START TASK DATA
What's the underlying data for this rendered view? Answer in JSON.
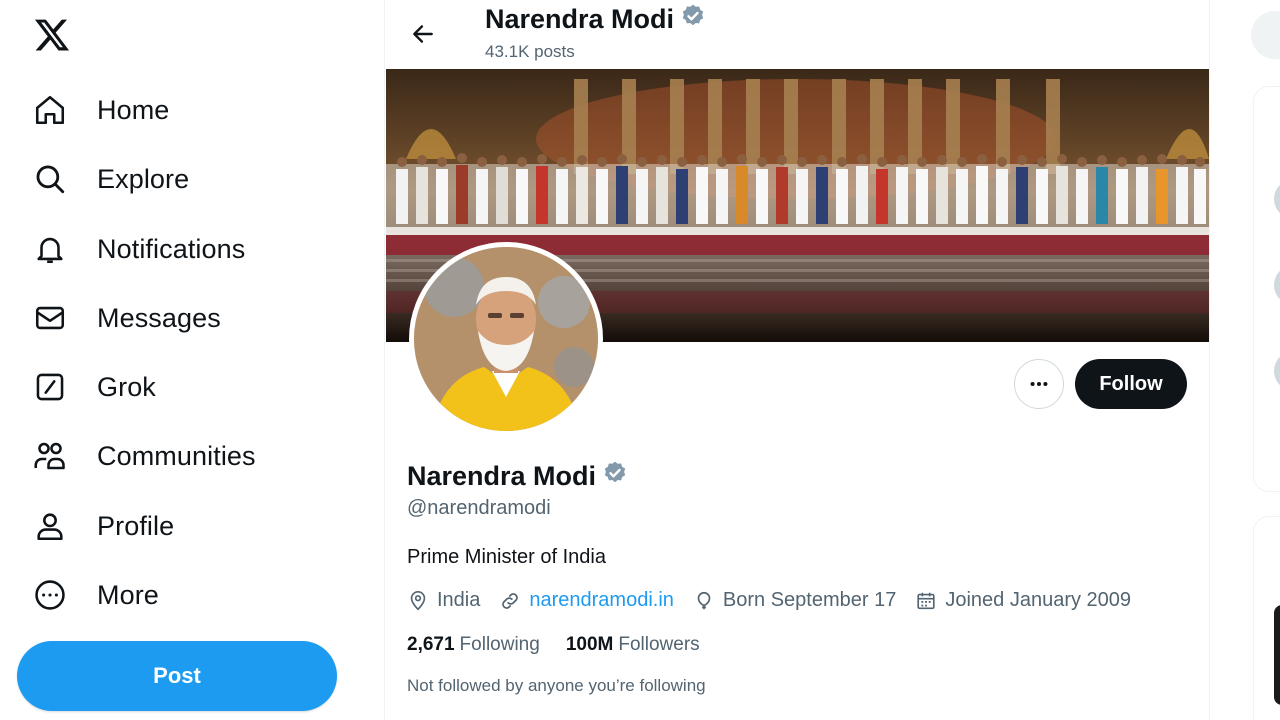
{
  "sidebar": {
    "logo": "x-logo-icon",
    "items": [
      {
        "label": "Home",
        "icon": "home-icon"
      },
      {
        "label": "Explore",
        "icon": "search-icon"
      },
      {
        "label": "Notifications",
        "icon": "bell-icon"
      },
      {
        "label": "Messages",
        "icon": "envelope-icon"
      },
      {
        "label": "Grok",
        "icon": "grok-icon"
      },
      {
        "label": "Communities",
        "icon": "communities-icon"
      },
      {
        "label": "Profile",
        "icon": "person-icon"
      },
      {
        "label": "More",
        "icon": "more-circle-icon"
      }
    ],
    "post_label": "Post"
  },
  "header": {
    "name": "Narendra Modi",
    "posts": "43.1K posts"
  },
  "profile": {
    "name": "Narendra Modi",
    "handle": "@narendramodi",
    "bio": "Prime Minister of India",
    "location": "India",
    "website": "narendramodi.in",
    "born": "Born September 17",
    "joined": "Joined January 2009",
    "following_count": "2,671",
    "following_label": "Following",
    "followers_count": "100M",
    "followers_label": "Followers",
    "not_followed": "Not followed by anyone you’re following",
    "follow_label": "Follow"
  },
  "colors": {
    "accent": "#1d9bf0",
    "text": "#0f1419",
    "muted": "#536471",
    "verified": "#829aab"
  }
}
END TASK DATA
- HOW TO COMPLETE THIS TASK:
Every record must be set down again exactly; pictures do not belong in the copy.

- TASK ANSWER:
What's the underlying data for this rendered view? Answer in JSON.
{
  "sidebar": {
    "logo": "x-logo-icon",
    "items": [
      {
        "label": "Home",
        "icon": "home-icon"
      },
      {
        "label": "Explore",
        "icon": "search-icon"
      },
      {
        "label": "Notifications",
        "icon": "bell-icon"
      },
      {
        "label": "Messages",
        "icon": "envelope-icon"
      },
      {
        "label": "Grok",
        "icon": "grok-icon"
      },
      {
        "label": "Communities",
        "icon": "communities-icon"
      },
      {
        "label": "Profile",
        "icon": "person-icon"
      },
      {
        "label": "More",
        "icon": "more-circle-icon"
      }
    ],
    "post_label": "Post"
  },
  "header": {
    "name": "Narendra Modi",
    "posts": "43.1K posts"
  },
  "profile": {
    "name": "Narendra Modi",
    "handle": "@narendramodi",
    "bio": "Prime Minister of India",
    "location": "India",
    "website": "narendramodi.in",
    "born": "Born September 17",
    "joined": "Joined January 2009",
    "following_count": "2,671",
    "following_label": "Following",
    "followers_count": "100M",
    "followers_label": "Followers",
    "not_followed": "Not followed by anyone you’re following",
    "follow_label": "Follow"
  },
  "colors": {
    "accent": "#1d9bf0",
    "text": "#0f1419",
    "muted": "#536471",
    "verified": "#829aab"
  }
}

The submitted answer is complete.